Gego installing Reticulárea, Museo de Bellas Artes, Caracas, 1969. Photo: Juan Santana © Fundación Gego
Gego. Measuring Infinity
Jul 11, 2023 – Apr 2, 2024
Bilbao, Spain

The Guggenheim Museum Bilbao presents Gego. Measuring Infinity, a major retrospective offering a fully integrated view of the work by German-Venezuelan artist Gertrud Goldschmidt (b. 1912, Hamburg; d. 1994, Caracas), also known as Gego, and her distinctive approach to the language of abstraction. Arranged chronologically and thematically, the exhibition examines the artist’s formal and conceptual contributions through her organic forms, linear structures, and modular abstractions.

Nearly 150 works from the early 1950s through the early 1990s are featured including sculptures, drawings, prints, textiles, and artist’s books, alongside photographic images of installations and public artworks, sketches, publications, and letters. Situating Gego’s practice in the artistic contexts of Latin America that transpired over the course of her lengthy career, the survey also considers her intersections with – and departures from – key transnational art movements such as Geometric Abstraction and Kinetic Art.

Born into a German Jewish family, Gego first trained as an architect and engineer at the Technische Hochschule Stuttgart (now Universität Stuttgart). Fleeing Nazi persecution in 1939, she immigrated to Venezuela, where she settled permanently, and in 1953 embarked on an artistic career that would span more than four decades. In two- and three-dimensional works across a variety of mediums, the artist explored the relationship between line, space, and volume. Her engagements in the related fields of architecture, design, and education complemented those investigations.

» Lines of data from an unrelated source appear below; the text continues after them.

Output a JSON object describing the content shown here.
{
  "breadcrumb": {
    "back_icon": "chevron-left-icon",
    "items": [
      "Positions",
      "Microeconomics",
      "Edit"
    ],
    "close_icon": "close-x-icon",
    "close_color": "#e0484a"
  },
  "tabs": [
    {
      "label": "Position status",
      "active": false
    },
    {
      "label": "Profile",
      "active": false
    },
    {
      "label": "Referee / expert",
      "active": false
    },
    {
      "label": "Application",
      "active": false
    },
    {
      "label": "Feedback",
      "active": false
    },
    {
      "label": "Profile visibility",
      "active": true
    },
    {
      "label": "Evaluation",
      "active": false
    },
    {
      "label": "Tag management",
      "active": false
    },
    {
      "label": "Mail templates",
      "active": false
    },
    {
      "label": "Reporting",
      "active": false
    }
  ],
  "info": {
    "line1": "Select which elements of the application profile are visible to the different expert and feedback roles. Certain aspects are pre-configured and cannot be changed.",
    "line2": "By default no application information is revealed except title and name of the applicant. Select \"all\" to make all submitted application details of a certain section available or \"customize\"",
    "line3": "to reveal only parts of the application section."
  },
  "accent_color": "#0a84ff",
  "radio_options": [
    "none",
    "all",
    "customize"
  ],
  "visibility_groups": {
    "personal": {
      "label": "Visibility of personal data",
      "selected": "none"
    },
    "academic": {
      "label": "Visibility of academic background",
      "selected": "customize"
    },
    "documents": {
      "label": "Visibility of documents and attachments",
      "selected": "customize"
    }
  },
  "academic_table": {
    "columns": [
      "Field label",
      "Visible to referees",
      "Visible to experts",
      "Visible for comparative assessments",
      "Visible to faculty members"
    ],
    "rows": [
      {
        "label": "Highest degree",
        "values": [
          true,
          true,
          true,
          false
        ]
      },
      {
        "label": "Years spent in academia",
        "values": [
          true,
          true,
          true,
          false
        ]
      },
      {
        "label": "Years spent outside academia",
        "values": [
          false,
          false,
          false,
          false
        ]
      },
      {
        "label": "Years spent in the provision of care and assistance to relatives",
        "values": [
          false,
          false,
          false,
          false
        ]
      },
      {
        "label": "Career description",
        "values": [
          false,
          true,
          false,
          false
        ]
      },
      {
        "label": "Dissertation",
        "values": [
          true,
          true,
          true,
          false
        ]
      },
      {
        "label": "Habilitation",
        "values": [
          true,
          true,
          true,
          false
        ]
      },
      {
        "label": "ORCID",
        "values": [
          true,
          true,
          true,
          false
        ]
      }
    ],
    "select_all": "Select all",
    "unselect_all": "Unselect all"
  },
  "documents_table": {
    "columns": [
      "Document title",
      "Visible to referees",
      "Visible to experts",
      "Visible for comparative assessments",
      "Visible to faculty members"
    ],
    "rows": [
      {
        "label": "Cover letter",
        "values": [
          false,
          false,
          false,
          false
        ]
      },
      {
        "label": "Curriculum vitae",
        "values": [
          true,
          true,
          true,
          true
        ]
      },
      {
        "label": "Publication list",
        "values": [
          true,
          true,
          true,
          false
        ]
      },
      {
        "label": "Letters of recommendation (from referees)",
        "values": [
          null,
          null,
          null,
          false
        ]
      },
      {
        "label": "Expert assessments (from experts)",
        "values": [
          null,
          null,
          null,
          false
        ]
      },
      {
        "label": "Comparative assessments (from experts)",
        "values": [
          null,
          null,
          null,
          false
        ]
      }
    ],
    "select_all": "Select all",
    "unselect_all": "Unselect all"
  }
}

Gego is one of the most significant artists to emerge from Latin America during the second half of the 20th century, and her career traced a markedly individual artistic path, which defied categorization. She put forth radical ideas through her investigations of structural systems: transparency, tension, fragility, spatial relations, and the optical effects of motion are all methodically addressed in her singular body of work. This historical retrospective demonstrates the breadth of Gego’s multidisciplinary practice, advancing a deeper understanding and appreciation of the artist and her oeuvre in a global context.